Having found the First Amendment inapplicable, the court addressed the effectiveness of the general release signed by Facenda. This release gave NFL Films complete and absolute discretion to use Facenda’s voice as recorded in any manner it sees fit “provided, however that such use does not constitute an endorsement of any product or service.” This type of exclusion language is common to most appearance releases or talent agreements used in the entertainment industry today. NFL Films argued that the standard release signed by Facenda is a complete defense to the estate’s claims. Given the exclusionary language in the release, the question is whether the use of Facenda’s voice in program constituted an endorsement. The court concluded that the applicability of the release depends entirely upon whether or not Facenda’s estate is able to prove the elements of its false endorsement claim. If Facenda’s estate succeeds in proving its false endorsement claim, such a finding will demonstrate that the use of Facenda’s voice was an endorsement, falling out of the contract’s waiver clause. If however, the estate fails to establish its false endorsement claim the contract’s waiver would apply to the claim.

Although finding that the standard release is not a complete defense in this case, the court sent Facenda’s false endorsement claim back to the District Court. The Third Circuit noted that genuine issues of material facts remain. Most notably, still unresolved was whether any consumers actually believed that the use of Facenda’s audio clips in the program was an endorsement of the video game. 
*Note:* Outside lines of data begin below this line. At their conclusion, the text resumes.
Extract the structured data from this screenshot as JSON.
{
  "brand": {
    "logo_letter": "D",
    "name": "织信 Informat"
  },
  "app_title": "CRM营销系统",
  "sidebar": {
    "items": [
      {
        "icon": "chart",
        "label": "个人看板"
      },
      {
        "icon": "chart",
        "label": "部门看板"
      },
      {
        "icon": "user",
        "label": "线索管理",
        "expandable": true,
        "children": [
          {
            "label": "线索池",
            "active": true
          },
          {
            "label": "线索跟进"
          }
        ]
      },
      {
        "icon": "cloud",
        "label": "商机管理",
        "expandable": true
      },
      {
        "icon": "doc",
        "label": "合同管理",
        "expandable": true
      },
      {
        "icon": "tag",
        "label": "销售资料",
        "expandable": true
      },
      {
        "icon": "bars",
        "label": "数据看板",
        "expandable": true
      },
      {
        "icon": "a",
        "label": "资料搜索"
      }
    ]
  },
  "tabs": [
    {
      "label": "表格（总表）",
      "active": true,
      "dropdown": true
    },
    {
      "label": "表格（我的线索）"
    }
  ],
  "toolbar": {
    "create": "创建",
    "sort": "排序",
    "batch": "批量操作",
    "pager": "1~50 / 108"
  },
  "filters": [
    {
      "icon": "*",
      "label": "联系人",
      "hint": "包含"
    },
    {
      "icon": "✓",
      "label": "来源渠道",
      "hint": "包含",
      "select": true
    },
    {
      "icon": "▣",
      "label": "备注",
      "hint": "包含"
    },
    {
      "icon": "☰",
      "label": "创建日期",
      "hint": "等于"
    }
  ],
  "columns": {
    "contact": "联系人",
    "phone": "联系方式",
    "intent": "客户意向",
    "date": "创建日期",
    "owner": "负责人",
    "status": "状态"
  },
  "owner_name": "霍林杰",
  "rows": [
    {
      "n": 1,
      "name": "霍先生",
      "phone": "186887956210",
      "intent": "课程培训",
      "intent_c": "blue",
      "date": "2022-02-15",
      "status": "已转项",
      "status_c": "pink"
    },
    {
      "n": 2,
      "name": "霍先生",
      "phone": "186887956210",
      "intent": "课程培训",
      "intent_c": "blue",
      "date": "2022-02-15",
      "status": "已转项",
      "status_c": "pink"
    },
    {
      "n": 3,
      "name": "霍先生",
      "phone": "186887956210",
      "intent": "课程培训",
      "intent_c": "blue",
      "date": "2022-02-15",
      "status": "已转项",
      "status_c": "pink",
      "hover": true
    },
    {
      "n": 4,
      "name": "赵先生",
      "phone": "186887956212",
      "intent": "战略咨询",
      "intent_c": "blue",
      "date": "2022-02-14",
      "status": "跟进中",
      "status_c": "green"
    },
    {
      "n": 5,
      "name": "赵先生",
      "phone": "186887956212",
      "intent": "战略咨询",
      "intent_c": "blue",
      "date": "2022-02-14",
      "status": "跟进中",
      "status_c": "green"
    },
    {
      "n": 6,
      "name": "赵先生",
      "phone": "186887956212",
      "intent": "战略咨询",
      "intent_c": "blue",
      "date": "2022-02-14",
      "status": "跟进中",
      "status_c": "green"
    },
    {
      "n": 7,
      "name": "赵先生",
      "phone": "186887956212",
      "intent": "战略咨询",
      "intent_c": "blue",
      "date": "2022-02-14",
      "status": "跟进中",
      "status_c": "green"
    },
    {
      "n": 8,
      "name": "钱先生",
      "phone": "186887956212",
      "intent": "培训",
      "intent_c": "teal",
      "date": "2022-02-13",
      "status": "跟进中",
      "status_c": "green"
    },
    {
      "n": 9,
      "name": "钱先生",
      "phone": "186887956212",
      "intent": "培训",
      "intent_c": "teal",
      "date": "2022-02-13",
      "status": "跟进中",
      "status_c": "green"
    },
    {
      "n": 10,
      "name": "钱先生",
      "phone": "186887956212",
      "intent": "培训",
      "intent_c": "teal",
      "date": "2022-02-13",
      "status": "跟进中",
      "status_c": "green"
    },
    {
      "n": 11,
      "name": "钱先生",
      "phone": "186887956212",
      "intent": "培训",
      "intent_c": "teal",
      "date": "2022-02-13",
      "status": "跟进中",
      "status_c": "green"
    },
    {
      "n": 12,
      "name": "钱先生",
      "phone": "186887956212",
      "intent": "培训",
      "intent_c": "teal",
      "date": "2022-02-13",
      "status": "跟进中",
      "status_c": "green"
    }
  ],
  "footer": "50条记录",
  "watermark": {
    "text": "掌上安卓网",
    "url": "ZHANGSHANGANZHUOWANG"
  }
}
The moral of this story: NFL Films should have gone back to Facenda’s estate and negotiated a release. NFL Films may have had to pay Facenda’s estate some money, but that amount would pale in comparison to what it may have to pay in the event the District Court finds NFL Films liable.